As a new school term is about to start I’m sure many of you are thinking about packing your children’s school lunchboxes, writes Telethon Kids Institute dietitian Sarah Whalan.
You may be finding that packing your child’s lunchbox is getting more difficult and frustrating due to healthy lunchbox policies being introduced in schools across WA.
A healthy lunchbox is important, as it provides the fuel for your child to get through their day of learning and play.
Lunchboxes should contain about one-third of a child’s food for the day. A lunchbox full of high-sugar products can have an impact on a child’s learning capacity inside the classroom.
The perfect school lunchbox has each of the five main food groups: vegetables, fruit, breads and cereals, dairy and proteins.
What does this actually look like? Your healthy lunchbox may be made up of a wholemeal chicken wrap, an apple, carrot and cucumber sticks, a small tub of low-fat yoghurt, and a water bottle.

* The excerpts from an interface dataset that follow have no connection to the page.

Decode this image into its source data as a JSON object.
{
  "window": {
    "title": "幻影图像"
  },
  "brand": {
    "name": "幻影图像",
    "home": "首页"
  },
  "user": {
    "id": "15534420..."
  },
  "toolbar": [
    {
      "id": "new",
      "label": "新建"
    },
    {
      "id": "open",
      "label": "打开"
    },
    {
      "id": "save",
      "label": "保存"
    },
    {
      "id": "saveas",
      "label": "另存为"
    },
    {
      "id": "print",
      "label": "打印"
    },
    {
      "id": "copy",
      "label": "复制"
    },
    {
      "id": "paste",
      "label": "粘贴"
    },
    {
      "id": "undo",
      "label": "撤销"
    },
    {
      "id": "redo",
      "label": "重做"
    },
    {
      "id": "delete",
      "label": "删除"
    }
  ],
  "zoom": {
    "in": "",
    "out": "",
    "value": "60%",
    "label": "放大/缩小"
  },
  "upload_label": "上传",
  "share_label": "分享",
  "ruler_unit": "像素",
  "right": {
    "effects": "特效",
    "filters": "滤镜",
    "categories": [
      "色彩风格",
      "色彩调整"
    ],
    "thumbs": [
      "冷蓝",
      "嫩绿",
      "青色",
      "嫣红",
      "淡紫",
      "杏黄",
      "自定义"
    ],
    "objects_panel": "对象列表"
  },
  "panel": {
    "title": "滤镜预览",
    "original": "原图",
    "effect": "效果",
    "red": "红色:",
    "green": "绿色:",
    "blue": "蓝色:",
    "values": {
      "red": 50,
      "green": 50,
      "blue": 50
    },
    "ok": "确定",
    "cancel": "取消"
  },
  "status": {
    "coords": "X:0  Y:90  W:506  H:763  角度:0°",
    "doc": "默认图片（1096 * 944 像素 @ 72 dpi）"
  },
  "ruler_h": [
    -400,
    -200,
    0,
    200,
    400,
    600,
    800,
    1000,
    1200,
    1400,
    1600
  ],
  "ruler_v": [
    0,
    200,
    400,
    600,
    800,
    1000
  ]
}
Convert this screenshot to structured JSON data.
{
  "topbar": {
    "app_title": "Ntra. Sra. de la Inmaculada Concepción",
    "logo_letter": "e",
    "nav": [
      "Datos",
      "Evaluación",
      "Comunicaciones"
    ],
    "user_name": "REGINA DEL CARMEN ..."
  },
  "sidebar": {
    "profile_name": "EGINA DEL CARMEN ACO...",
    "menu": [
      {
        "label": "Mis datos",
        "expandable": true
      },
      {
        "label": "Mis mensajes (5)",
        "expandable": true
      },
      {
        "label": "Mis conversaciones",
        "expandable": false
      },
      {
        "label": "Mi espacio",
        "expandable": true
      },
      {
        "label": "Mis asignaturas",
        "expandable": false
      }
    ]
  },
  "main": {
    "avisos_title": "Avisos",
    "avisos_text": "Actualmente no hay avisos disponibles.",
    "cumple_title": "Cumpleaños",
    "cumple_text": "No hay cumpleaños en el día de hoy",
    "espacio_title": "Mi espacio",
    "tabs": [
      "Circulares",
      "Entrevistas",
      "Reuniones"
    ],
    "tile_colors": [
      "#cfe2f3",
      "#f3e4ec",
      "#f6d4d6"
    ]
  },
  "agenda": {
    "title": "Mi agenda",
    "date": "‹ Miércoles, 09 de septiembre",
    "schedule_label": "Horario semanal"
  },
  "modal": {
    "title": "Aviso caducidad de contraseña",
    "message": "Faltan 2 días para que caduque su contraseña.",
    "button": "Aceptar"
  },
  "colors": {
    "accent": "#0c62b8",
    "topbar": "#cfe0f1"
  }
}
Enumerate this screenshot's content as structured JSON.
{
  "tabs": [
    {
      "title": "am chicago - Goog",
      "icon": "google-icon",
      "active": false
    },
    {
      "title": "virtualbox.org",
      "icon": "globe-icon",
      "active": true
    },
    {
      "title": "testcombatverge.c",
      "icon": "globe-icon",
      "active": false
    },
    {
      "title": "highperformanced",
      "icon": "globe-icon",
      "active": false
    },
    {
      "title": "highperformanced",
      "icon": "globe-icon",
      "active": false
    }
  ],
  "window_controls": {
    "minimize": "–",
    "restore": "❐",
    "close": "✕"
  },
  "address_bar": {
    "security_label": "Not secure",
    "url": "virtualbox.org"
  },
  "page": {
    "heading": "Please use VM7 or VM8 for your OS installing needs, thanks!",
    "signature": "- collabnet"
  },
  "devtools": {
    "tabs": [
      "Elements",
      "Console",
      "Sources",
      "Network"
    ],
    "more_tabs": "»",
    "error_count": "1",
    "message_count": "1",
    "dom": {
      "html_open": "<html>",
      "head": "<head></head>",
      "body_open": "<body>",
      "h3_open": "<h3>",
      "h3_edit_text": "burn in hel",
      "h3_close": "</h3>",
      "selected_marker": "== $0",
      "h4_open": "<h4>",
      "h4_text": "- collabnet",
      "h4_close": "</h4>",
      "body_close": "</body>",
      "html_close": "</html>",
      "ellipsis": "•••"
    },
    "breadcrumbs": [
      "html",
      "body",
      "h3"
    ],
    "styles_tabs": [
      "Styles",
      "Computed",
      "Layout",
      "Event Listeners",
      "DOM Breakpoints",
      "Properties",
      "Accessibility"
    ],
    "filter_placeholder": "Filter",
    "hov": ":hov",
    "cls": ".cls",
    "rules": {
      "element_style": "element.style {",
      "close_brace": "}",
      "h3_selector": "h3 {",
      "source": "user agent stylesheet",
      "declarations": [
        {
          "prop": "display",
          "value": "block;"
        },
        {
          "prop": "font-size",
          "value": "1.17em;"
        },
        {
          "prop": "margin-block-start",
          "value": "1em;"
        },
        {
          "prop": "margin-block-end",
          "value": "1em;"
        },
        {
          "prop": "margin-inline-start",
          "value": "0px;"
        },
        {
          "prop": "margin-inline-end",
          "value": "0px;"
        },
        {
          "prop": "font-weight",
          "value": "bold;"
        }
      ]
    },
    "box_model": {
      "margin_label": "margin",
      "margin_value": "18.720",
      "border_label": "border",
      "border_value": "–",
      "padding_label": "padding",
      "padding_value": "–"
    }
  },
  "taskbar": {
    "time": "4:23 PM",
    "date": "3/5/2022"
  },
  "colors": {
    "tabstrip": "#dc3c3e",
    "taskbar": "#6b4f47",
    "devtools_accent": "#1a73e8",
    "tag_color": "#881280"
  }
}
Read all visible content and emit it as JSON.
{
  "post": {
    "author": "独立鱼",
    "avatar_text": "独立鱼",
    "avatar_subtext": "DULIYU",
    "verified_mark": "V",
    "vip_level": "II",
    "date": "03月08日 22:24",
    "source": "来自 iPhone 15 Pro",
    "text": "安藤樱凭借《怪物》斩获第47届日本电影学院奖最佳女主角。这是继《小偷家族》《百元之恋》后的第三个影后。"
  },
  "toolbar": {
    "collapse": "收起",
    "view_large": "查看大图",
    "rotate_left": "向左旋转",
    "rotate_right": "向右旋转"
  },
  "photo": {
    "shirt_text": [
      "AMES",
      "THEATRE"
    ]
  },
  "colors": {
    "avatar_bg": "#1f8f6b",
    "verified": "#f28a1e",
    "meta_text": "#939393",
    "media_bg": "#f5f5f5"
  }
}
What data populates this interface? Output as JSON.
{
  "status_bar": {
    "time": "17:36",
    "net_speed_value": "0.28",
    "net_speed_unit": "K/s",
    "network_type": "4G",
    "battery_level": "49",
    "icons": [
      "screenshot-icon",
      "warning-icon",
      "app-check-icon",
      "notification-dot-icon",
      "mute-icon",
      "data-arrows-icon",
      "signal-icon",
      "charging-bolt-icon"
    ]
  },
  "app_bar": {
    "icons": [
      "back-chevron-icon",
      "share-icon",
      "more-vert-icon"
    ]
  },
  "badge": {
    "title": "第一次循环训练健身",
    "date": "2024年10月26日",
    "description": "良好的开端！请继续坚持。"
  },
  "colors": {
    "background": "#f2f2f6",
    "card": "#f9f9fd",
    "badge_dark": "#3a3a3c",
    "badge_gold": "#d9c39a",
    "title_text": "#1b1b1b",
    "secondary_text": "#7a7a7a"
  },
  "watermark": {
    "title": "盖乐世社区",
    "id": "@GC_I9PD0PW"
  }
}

A frozen water bottle or ice bricks can be used to help keep food cool.
In WA, many primary schools follow the ‘traffic light’ policy, which categorises food and drinks as green (good sources of nutrients, less saturated fat and/or added sugar and/or salt, help avoid an excess intake of energy), amber (some nutritional value, moderate levels of saturated fat and/or added sugar and/or salt and can, in large serves, contribute excess energy), or red (lacking adequate nutritional value, high in saturated fat and/or added sugar and/or salt, can contribute excess energy).
Simple swaps can be made to school lunchboxes to fit traffic light criteria:
– Swap fruit box for plain water
– Swap muesli bars for a piece of fruit
– Swap sweetened, flavoured yoghurt for plain yoghurt with fresh fruit.
The healthy lunchbox website developed by Cancer Council NSW in partnership with OUTRUN Cancer has lots of great information and pictures of healthy lunchboxes.
THE Origins Project, a collaboration led by Telethon Kids Institute and the Joondalup Health Campus, is a long-term study into the health and development of 10,000 children born at the Joondalup Health Campus over the next few years. In this regular series, we feature an Origins researcher explaining the project’s research or health issues that matter to parents and families. This week’s columnist is dietitian Sarah Whalan, of the Telethon Kids Institute.